WORK REQUIRED: Could you filter the records below down to the lines that include the word "Ctrl"?

Start of Block

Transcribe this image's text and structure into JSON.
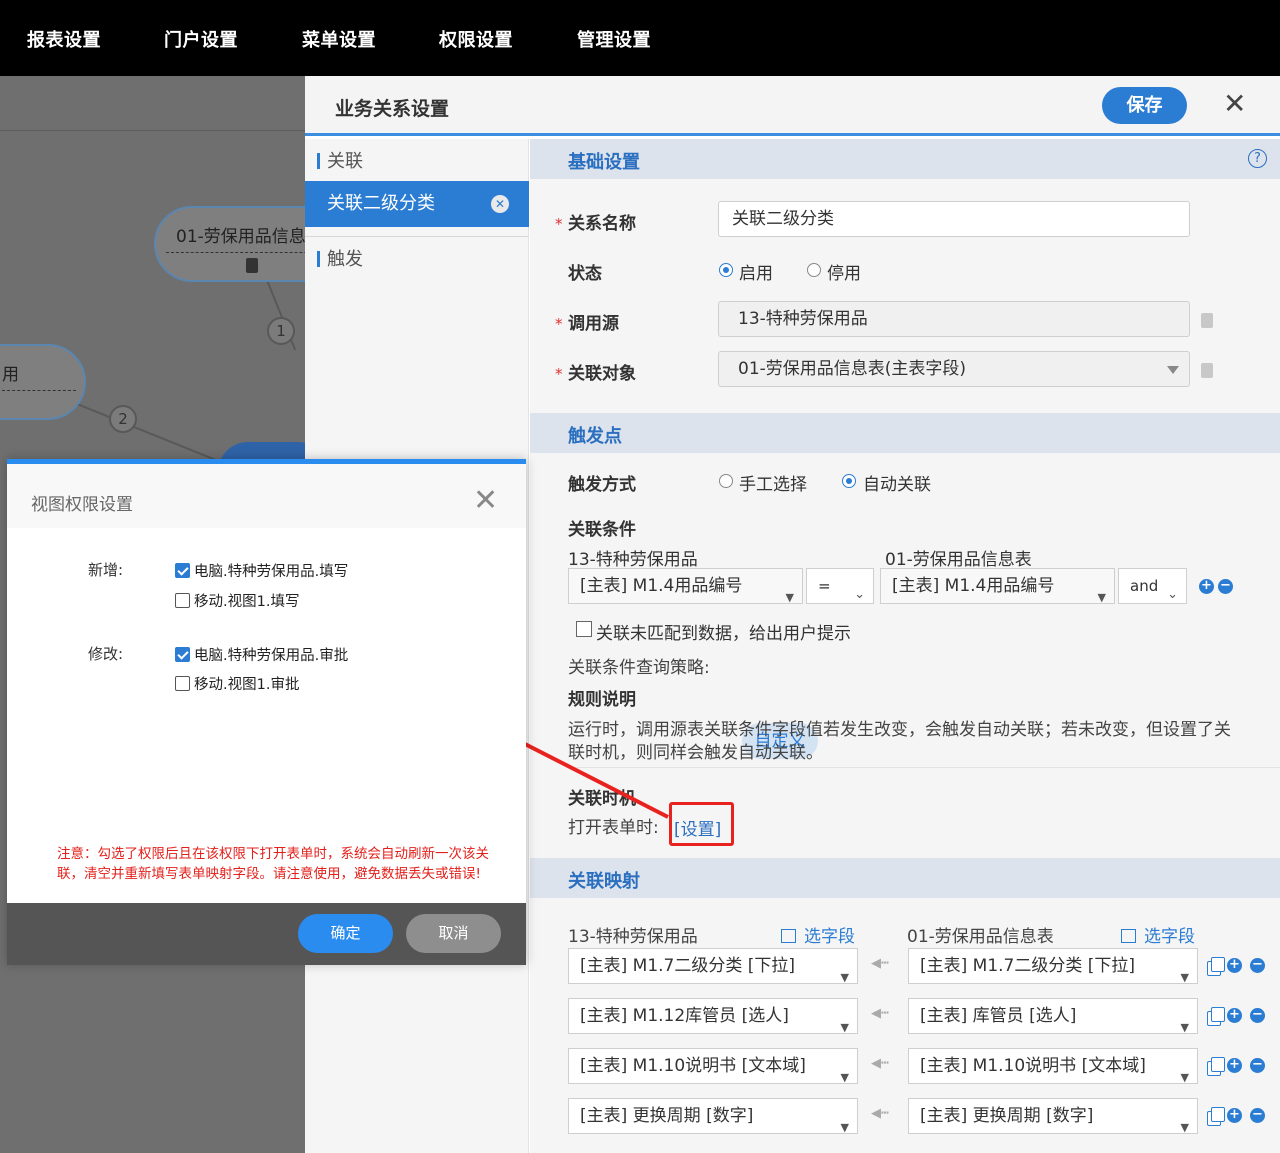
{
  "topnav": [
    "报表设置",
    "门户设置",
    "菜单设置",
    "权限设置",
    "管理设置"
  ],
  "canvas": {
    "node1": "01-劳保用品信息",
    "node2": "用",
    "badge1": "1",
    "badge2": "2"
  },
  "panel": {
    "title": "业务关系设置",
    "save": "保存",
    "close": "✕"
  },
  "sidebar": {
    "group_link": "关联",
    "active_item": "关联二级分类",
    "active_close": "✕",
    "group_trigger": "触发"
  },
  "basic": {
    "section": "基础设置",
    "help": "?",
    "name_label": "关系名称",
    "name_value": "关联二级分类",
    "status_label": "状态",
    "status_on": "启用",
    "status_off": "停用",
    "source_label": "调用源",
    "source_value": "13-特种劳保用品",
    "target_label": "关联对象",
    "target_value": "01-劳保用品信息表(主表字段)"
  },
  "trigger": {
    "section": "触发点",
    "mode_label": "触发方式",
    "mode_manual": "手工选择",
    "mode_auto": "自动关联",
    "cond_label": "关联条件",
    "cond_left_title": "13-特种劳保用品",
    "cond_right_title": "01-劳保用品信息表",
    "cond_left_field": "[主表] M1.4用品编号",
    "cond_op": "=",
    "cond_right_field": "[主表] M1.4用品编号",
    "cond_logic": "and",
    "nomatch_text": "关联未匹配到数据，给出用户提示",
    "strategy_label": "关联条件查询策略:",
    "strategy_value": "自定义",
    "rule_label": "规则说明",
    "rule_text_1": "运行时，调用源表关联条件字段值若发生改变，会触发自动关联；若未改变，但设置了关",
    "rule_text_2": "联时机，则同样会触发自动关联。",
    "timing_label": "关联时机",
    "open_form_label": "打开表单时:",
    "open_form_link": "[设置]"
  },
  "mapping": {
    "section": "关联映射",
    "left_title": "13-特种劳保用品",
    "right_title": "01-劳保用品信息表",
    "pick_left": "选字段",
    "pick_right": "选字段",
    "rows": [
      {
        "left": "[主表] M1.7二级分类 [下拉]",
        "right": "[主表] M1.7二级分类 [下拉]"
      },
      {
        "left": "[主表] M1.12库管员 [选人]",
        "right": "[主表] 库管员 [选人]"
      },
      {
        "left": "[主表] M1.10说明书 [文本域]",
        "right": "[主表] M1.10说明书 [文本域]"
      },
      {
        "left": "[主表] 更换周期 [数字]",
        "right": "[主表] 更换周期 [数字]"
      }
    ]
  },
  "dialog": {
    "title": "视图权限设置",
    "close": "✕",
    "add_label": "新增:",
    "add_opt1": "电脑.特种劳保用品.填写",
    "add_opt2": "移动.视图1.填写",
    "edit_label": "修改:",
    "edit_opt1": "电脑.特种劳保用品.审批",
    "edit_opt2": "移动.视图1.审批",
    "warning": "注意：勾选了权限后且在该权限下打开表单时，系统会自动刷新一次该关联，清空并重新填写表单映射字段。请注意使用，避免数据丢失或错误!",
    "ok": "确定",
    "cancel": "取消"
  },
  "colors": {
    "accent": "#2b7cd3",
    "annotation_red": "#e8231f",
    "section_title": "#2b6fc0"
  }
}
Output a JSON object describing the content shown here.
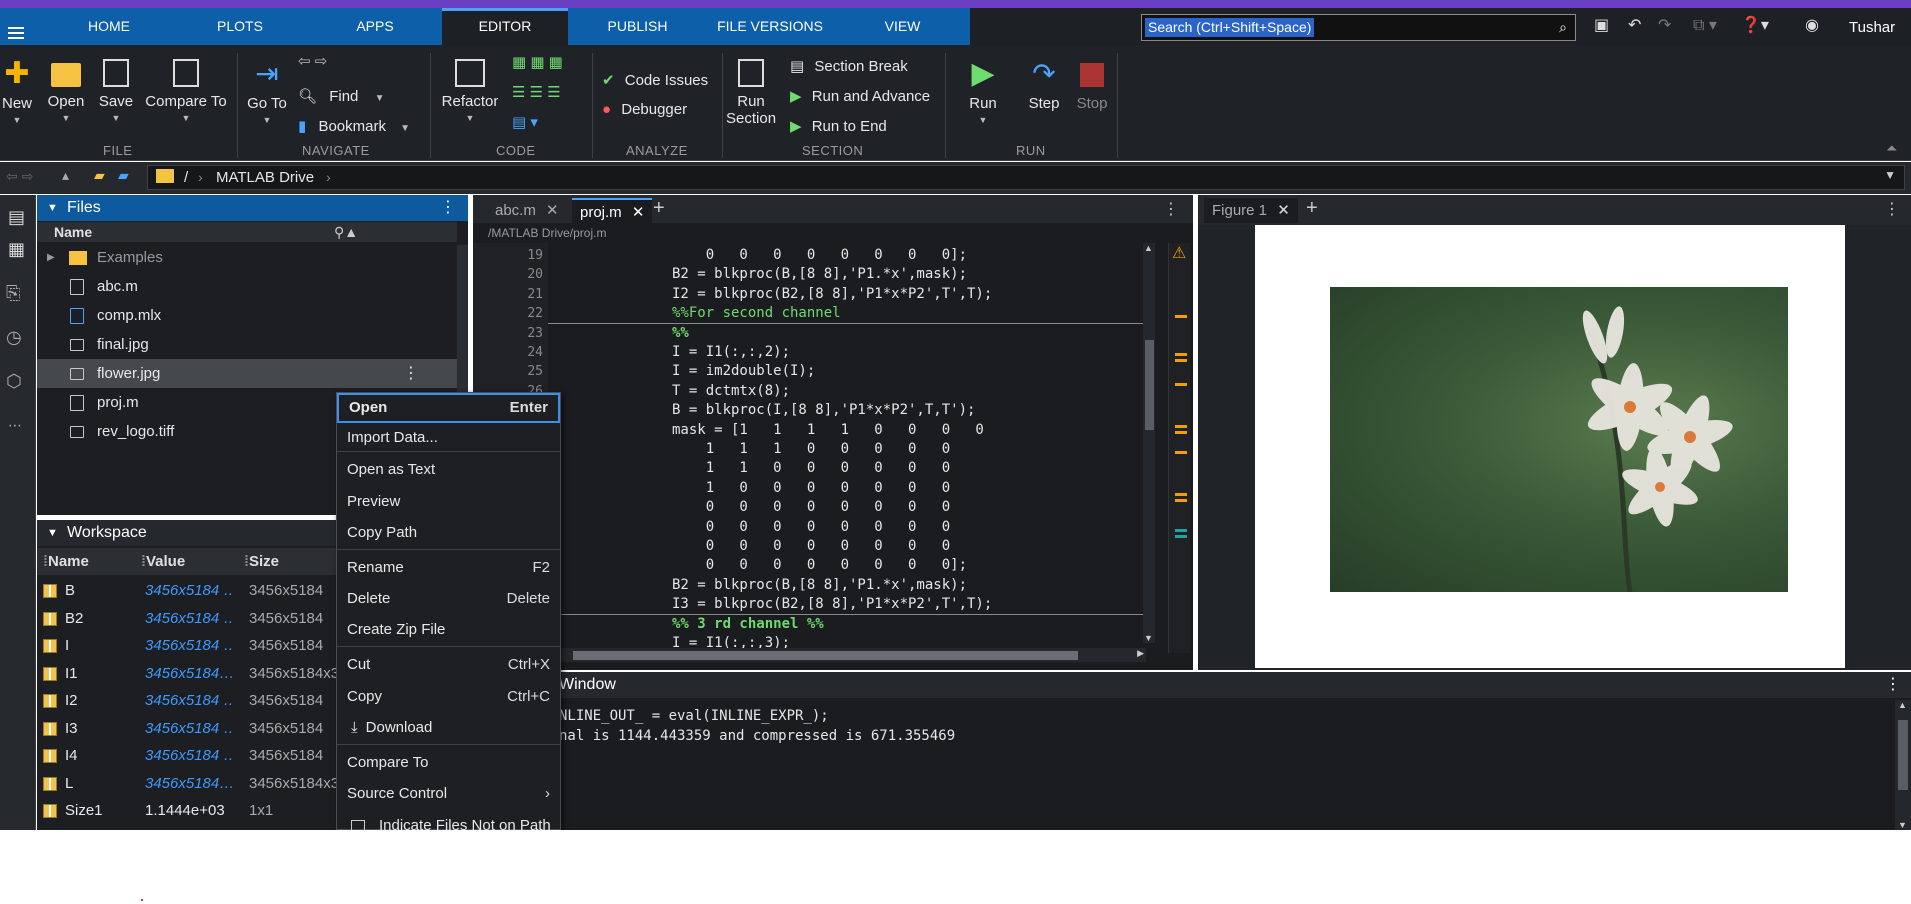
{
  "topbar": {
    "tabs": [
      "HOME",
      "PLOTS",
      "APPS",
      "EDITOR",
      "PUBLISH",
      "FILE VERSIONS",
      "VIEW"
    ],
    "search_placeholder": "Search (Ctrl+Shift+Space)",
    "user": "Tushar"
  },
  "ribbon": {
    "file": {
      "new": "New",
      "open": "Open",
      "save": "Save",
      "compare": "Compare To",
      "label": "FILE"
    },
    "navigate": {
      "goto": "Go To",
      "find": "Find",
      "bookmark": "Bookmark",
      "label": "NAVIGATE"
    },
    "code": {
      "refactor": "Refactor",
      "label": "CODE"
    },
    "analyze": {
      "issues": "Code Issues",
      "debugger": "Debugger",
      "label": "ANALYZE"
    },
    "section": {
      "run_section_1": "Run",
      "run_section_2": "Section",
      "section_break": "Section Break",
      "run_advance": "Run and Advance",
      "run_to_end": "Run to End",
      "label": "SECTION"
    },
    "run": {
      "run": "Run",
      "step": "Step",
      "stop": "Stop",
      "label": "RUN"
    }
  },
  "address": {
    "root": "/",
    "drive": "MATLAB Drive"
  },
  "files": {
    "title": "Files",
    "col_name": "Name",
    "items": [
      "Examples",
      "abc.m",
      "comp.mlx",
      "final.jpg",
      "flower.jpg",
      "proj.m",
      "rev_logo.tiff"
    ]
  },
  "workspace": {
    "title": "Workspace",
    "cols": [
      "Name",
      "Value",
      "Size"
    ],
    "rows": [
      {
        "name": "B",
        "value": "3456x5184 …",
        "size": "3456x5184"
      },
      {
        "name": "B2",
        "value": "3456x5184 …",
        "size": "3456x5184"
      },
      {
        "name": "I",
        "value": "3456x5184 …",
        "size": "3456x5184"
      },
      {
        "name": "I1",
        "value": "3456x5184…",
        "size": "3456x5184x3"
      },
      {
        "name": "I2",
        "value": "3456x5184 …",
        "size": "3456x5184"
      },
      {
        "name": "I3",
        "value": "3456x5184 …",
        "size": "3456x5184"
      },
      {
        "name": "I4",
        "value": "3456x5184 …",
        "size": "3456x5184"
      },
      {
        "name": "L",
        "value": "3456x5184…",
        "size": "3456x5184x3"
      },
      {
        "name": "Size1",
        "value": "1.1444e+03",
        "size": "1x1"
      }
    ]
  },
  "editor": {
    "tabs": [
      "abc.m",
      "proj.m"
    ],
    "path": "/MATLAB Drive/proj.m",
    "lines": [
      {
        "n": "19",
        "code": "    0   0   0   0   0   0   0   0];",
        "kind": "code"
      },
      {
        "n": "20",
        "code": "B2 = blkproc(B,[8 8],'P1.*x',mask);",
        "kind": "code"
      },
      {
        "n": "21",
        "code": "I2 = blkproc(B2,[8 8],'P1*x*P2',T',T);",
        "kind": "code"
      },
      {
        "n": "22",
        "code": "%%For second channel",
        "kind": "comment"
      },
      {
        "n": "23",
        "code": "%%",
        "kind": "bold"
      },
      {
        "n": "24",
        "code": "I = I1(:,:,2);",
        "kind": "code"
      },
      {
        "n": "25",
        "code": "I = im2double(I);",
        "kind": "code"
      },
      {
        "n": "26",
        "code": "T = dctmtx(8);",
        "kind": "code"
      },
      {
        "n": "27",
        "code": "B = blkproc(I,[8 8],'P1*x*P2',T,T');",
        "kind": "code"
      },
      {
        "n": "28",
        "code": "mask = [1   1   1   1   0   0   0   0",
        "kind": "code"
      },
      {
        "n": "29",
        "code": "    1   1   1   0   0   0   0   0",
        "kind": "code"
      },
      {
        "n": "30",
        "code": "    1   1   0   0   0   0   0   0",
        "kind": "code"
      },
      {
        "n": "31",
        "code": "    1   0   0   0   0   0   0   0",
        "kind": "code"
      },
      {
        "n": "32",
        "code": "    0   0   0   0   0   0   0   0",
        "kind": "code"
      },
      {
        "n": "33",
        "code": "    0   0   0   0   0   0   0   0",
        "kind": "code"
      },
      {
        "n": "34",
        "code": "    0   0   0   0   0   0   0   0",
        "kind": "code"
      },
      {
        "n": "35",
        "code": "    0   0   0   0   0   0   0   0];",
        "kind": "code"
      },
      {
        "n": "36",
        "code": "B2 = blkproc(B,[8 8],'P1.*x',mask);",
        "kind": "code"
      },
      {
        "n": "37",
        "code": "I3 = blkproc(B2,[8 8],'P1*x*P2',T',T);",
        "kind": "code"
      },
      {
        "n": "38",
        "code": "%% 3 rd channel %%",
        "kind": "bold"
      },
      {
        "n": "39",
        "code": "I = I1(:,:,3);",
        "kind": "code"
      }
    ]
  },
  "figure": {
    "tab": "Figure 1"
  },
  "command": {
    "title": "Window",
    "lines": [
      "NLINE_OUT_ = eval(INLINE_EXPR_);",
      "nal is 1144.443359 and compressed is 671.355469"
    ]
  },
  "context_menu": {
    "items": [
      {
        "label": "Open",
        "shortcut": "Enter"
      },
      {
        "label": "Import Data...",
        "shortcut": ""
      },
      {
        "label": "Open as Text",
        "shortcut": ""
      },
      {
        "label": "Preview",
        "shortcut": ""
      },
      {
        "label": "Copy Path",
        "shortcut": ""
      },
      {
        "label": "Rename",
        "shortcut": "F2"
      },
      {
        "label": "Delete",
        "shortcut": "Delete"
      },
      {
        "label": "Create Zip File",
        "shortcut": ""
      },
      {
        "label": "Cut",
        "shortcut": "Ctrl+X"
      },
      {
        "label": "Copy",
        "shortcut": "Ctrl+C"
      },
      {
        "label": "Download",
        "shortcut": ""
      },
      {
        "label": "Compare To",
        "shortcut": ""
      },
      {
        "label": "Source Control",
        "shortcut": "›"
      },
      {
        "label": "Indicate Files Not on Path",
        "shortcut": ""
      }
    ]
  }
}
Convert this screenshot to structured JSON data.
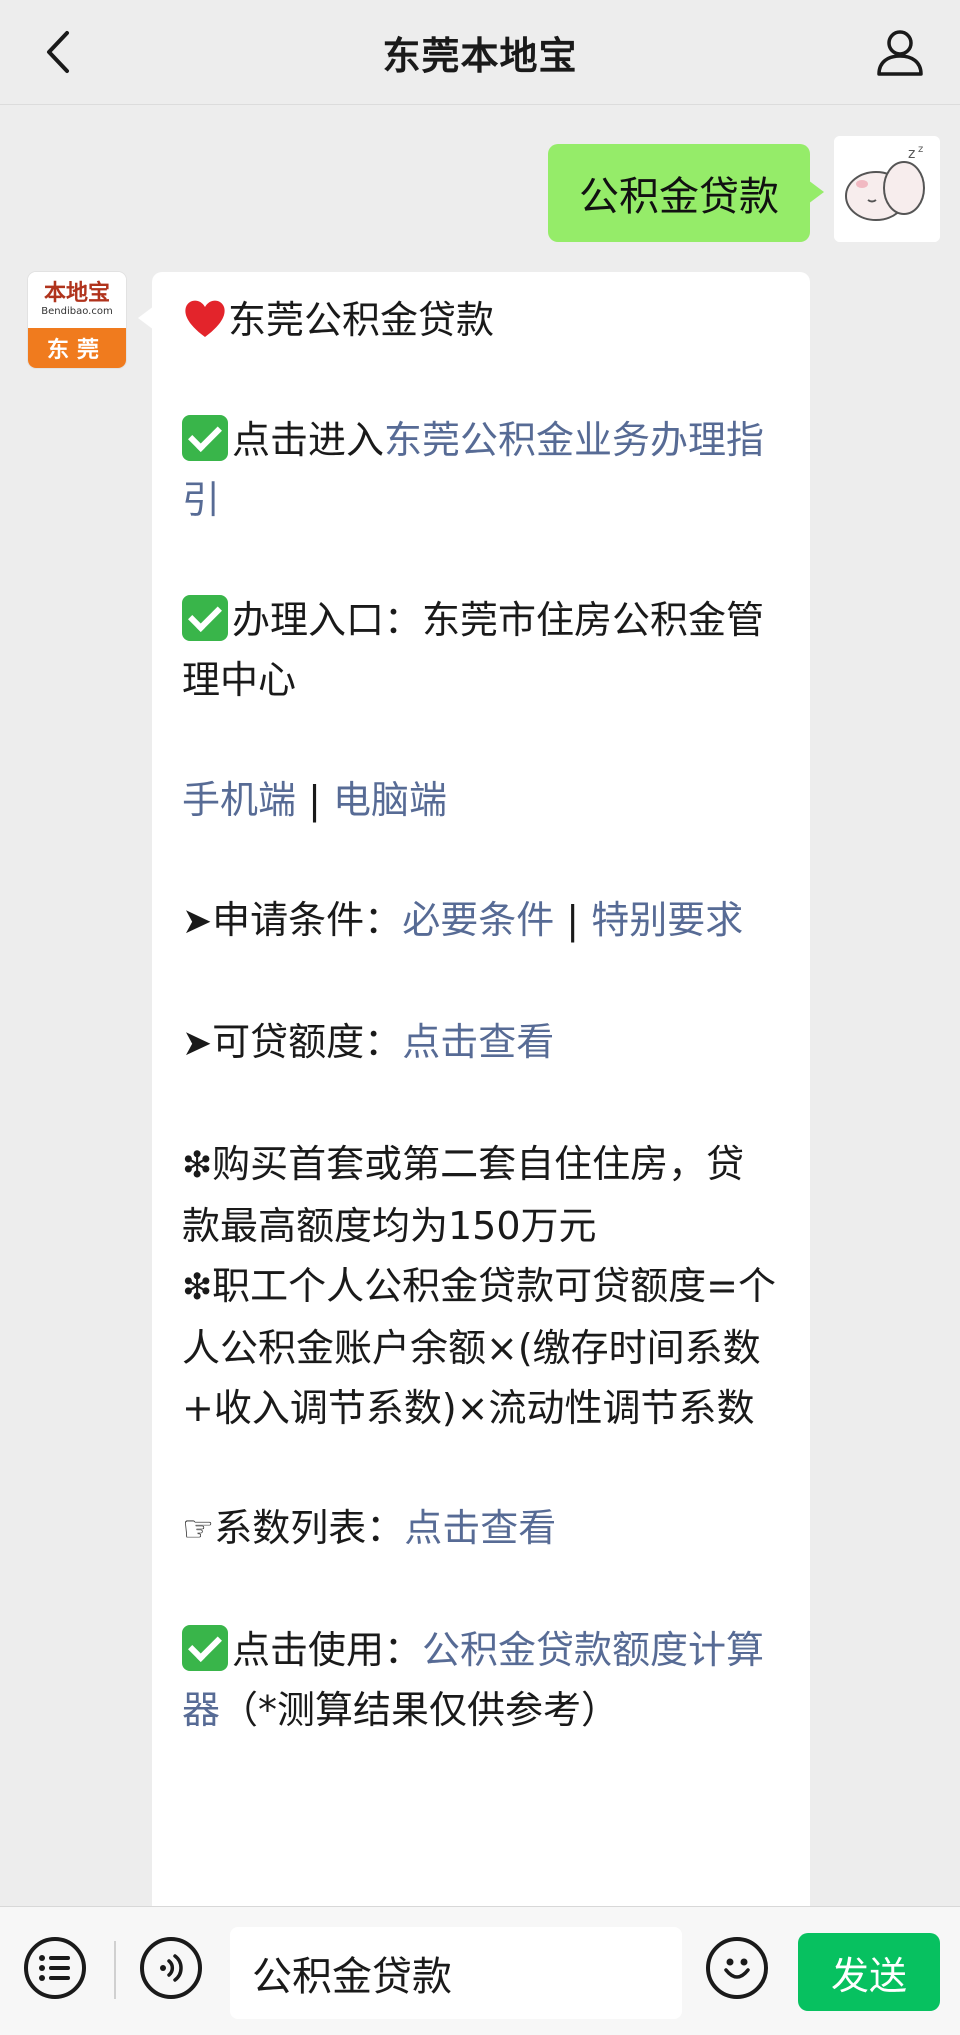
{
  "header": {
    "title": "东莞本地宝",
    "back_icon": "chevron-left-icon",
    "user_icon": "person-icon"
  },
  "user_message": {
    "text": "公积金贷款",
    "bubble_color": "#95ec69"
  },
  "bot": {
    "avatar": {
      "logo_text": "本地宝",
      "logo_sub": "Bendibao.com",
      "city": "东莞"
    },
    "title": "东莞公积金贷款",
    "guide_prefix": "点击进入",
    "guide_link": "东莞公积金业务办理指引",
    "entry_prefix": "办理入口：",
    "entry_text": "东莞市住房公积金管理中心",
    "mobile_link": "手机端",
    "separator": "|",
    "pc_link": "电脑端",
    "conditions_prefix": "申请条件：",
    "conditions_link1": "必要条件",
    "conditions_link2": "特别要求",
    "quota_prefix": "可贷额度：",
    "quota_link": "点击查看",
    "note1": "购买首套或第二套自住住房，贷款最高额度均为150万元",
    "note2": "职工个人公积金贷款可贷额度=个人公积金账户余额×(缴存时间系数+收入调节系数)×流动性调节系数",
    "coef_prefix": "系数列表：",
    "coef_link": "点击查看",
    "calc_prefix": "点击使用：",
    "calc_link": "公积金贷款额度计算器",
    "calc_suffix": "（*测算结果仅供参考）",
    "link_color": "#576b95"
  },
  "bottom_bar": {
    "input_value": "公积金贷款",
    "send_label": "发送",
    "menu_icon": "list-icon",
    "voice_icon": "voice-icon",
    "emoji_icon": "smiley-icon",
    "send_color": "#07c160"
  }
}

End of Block

TASK OUTPUT:
    "search_placeholder": "Search (Ctrl+Shift+Space)",
        "shortcut": "Ctrl+X"
        "shortcut": "Ctrl+C"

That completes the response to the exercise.